Jobless Claims Hit 500k
Initial jobless claims rose 12k last week to 500k, the highest level since November 2009. Consensus had called for a small decline. Rolling claims rose 8k to 482.5k, also the highest level since last November. We have been looking for the range of 375-400k as the maximum level for unemployment to fall meaningfully, but with claims moving the wrong direction, the spectre of rising unemployment looms.
To reiterate, our firm is of the strong view that US economic growth is going to slow markedly in the back half of this year and into 2011. We think this will keep a lid on new hiring activity and will keep cost rationalization paramount in the minds of C-suite executives. All of this raises the risks that a prospective slowdown in GDP will precipitate an incremental slowdown in hiring/pickup in firings, which will, in turn, further pressure growth. We continue to look to claims as the best indicator for the job market, as they are real time and inflections in the series have signaled important turning points in the market in the past.
2-10 Spread Compresses Further
The following chart shows 2-10 spread by quarter while the chart below that shows the sequential change. The 2-10 spread (a proxy for NIM) has been collapsing in the past two quarters. The current value of 214 bps compares to 217 last week.
The table below shows the stock performance of each Financial subsector over four durations.

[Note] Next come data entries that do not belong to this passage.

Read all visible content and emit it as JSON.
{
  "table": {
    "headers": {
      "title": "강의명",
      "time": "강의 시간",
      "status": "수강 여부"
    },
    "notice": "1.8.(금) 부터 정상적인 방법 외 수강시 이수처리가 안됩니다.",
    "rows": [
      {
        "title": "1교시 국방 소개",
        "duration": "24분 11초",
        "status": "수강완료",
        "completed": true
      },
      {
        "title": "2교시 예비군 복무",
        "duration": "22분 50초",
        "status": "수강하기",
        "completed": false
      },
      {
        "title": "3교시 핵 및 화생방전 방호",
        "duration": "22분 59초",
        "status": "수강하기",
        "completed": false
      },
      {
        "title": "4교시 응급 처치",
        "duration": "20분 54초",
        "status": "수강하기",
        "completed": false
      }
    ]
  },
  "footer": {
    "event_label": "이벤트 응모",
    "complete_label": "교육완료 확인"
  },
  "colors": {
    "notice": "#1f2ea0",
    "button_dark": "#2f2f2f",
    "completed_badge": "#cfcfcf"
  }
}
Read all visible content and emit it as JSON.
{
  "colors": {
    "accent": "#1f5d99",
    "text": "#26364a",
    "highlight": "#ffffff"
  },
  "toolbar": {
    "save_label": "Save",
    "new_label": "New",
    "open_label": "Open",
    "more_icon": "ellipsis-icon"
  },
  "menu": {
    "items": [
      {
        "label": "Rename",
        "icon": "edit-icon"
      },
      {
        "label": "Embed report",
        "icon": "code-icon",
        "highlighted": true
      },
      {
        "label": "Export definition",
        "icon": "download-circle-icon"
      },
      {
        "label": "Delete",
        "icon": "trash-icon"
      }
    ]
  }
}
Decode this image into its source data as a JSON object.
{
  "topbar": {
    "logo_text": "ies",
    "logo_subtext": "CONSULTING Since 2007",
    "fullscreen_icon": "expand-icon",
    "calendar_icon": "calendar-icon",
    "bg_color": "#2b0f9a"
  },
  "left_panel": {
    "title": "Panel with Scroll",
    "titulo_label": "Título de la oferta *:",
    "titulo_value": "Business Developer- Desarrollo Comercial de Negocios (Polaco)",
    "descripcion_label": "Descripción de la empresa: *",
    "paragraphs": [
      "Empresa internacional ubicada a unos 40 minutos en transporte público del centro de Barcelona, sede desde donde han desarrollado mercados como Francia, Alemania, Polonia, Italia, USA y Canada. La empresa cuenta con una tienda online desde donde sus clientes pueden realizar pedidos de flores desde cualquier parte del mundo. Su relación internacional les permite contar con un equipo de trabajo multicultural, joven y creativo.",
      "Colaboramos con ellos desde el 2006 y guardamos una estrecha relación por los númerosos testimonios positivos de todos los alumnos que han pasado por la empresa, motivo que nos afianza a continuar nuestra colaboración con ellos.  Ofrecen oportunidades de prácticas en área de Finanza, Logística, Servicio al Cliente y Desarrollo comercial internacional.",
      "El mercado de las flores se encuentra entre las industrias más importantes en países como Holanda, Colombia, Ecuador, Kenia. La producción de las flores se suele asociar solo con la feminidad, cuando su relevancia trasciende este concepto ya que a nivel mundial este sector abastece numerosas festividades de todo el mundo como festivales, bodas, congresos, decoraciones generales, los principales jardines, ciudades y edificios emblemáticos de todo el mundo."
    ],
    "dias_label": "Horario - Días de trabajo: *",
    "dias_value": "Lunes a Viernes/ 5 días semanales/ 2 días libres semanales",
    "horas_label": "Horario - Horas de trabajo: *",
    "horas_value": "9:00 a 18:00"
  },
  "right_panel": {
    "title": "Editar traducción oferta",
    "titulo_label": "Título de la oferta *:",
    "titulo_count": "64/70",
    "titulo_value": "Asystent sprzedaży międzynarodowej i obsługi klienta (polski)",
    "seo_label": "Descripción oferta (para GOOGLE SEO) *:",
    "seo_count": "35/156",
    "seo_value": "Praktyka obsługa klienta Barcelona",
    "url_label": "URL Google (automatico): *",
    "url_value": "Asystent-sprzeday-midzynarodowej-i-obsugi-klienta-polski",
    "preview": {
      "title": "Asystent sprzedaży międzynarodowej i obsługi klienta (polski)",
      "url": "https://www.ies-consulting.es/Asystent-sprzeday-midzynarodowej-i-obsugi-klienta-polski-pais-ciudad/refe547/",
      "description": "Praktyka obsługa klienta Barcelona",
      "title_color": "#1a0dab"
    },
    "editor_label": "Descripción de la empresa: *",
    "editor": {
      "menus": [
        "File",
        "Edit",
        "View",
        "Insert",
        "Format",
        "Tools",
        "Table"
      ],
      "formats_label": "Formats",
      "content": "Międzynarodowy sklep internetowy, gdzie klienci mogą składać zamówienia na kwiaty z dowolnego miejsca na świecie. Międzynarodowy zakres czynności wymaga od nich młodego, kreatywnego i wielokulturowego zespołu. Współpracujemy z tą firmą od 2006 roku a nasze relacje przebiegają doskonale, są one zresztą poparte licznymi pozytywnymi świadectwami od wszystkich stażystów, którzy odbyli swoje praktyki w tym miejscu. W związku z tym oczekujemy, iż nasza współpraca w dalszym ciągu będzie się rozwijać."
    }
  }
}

Below we show the correlations between initial claims and each of the 30 Financial Subsectors. We have refreshed this table to reflect prices through the end of July. Using this updated measure, Credit Card and Payment Processing companies remain the most correlated to initial claims, with R-squared values of .63 and .65 over the last year, respectively. Surprisingly, some subsectors show a positive correlation coefficient to initial claims - i.e. Financials that go up as unemployment claims go up. These names are concentrated in the Pacific Northwest Banks and Construction Banks, though these correlations are usually not very high.
Astute investors will note that in some cases the R-squared doesn't seem to reconcile with the square of the correlation coefficient. This is a result of finding the correlation and then averaging. For example, Pacific Northwest Banks have an average correlation coefficient of .33 and an average R-squared of .52 (with CACB, CTBK, FTBK, and STSA strongly positively correlated and UMPQ strongly negatively correlated). The different directions have the effect of canceling out each other out when finding the average correlation coefficient, but do not cancel out when finding the average R-squared.
The following table shows the most highly correlated stocks (both positively and negatively correlated) with initial claims. Note that the top 15 negatively correlated stocks have a much stronger correlation on average than the top 15 positively correlated stocks - as you would expect, given that most of the Financial space is pro-cyclical.
As a reminder, May was the peak month of Census hiring, and it should now be a headwind through September as the Census continues to wind down.
Joshua Steiner, CFA